Task requirements: An exact copy of the listing is required, with its pictures removed.
(Information supplied)
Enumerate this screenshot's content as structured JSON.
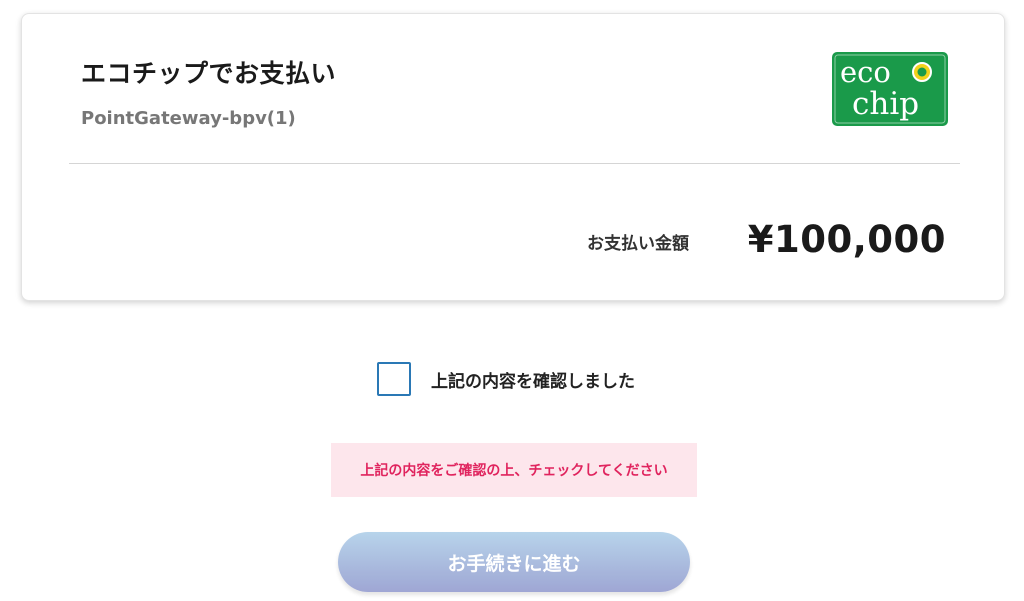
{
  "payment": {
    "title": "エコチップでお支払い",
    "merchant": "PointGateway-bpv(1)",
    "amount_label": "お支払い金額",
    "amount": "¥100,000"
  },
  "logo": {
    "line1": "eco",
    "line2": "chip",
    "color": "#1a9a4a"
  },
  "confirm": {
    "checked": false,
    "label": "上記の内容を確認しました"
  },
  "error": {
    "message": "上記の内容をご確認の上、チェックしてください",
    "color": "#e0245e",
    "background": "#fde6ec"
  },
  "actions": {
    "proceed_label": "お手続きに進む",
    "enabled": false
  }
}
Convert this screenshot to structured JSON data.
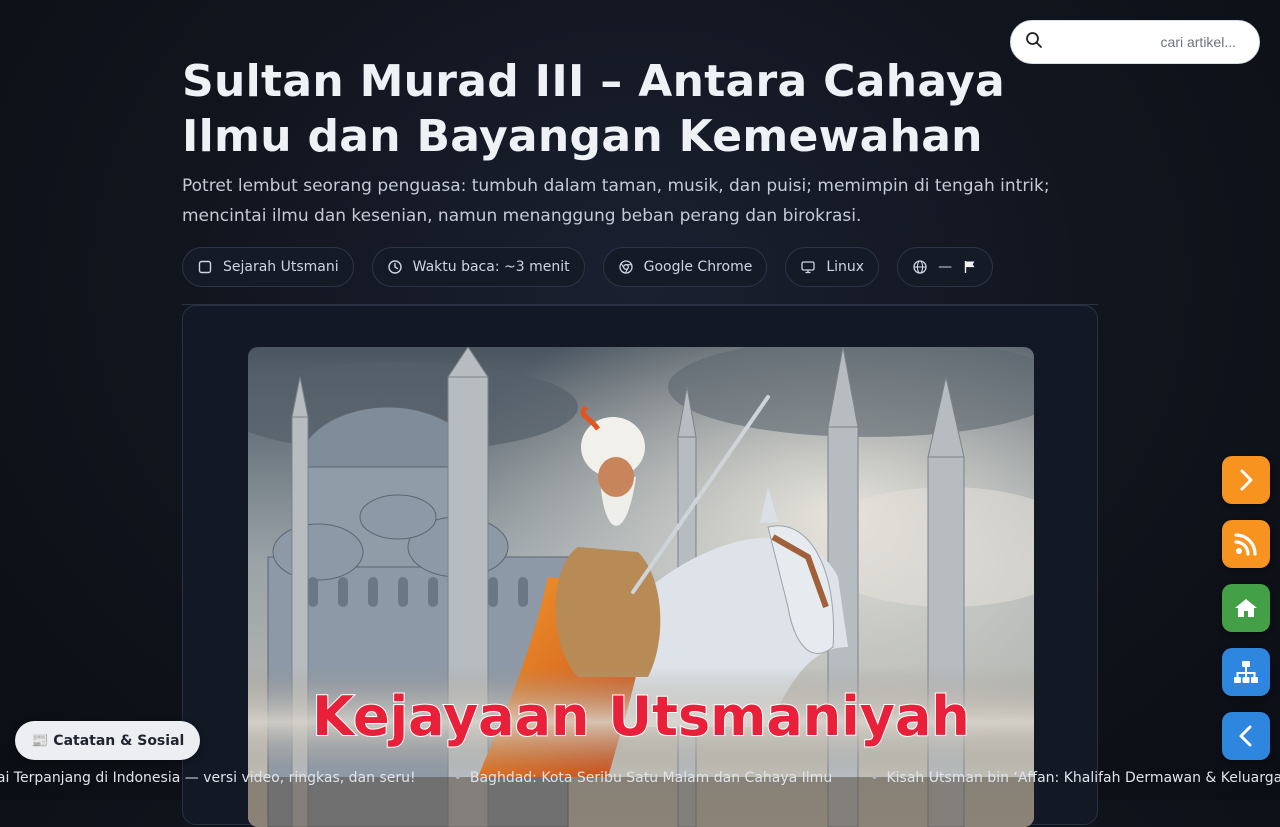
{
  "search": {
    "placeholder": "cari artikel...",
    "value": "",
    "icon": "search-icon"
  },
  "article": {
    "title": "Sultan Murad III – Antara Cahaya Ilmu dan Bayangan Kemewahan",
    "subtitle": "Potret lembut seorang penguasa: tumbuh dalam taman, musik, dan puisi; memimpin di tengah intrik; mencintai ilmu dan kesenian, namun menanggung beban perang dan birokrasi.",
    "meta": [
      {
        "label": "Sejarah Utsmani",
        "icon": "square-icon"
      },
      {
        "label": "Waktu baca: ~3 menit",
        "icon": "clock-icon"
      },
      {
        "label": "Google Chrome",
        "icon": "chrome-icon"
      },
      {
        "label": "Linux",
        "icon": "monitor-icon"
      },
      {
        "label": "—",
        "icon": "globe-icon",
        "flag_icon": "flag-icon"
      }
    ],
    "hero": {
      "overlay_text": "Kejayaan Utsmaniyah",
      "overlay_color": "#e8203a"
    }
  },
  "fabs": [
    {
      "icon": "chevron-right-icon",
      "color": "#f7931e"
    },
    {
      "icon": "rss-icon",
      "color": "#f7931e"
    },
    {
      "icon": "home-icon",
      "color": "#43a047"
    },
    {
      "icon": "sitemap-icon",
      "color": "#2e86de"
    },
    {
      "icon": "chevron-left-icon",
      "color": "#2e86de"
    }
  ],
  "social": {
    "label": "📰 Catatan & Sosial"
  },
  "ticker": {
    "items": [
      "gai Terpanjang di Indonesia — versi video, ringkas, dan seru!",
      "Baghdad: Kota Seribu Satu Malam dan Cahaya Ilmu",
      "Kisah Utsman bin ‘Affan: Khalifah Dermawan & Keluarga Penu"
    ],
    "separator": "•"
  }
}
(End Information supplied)
Exercise result:
Enumerate this screenshot's content as structured JSON.
{
  "payment": {
    "title": "エコチップでお支払い",
    "merchant": "PointGateway-bpv(1)",
    "amount_label": "お支払い金額",
    "amount": "¥100,000"
  },
  "logo": {
    "line1": "eco",
    "line2": "chip",
    "color": "#1a9a4a"
  },
  "confirm": {
    "checked": false,
    "label": "上記の内容を確認しました"
  },
  "error": {
    "message": "上記の内容をご確認の上、チェックしてください",
    "color": "#e0245e",
    "background": "#fde6ec"
  },
  "actions": {
    "proceed_label": "お手続きに進む",
    "enabled": false
  }
}
Convert this screenshot to structured JSON data.
{
  "search": {
    "placeholder": "cari artikel...",
    "value": "",
    "icon": "search-icon"
  },
  "article": {
    "title": "Sultan Murad III – Antara Cahaya Ilmu dan Bayangan Kemewahan",
    "subtitle": "Potret lembut seorang penguasa: tumbuh dalam taman, musik, dan puisi; memimpin di tengah intrik; mencintai ilmu dan kesenian, namun menanggung beban perang dan birokrasi.",
    "meta": [
      {
        "label": "Sejarah Utsmani",
        "icon": "square-icon"
      },
      {
        "label": "Waktu baca: ~3 menit",
        "icon": "clock-icon"
      },
      {
        "label": "Google Chrome",
        "icon": "chrome-icon"
      },
      {
        "label": "Linux",
        "icon": "monitor-icon"
      },
      {
        "label": "—",
        "icon": "globe-icon",
        "flag_icon": "flag-icon"
      }
    ],
    "hero": {
      "overlay_text": "Kejayaan Utsmaniyah",
      "overlay_color": "#e8203a"
    }
  },
  "fabs": [
    {
      "icon": "chevron-right-icon",
      "color": "#f7931e"
    },
    {
      "icon": "rss-icon",
      "color": "#f7931e"
    },
    {
      "icon": "home-icon",
      "color": "#43a047"
    },
    {
      "icon": "sitemap-icon",
      "color": "#2e86de"
    },
    {
      "icon": "chevron-left-icon",
      "color": "#2e86de"
    }
  ],
  "social": {
    "label": "📰 Catatan & Sosial"
  },
  "ticker": {
    "items": [
      "gai Terpanjang di Indonesia — versi video, ringkas, dan seru!",
      "Baghdad: Kota Seribu Satu Malam dan Cahaya Ilmu",
      "Kisah Utsman bin ‘Affan: Khalifah Dermawan & Keluarga Penu"
    ],
    "separator": "•"
  }
}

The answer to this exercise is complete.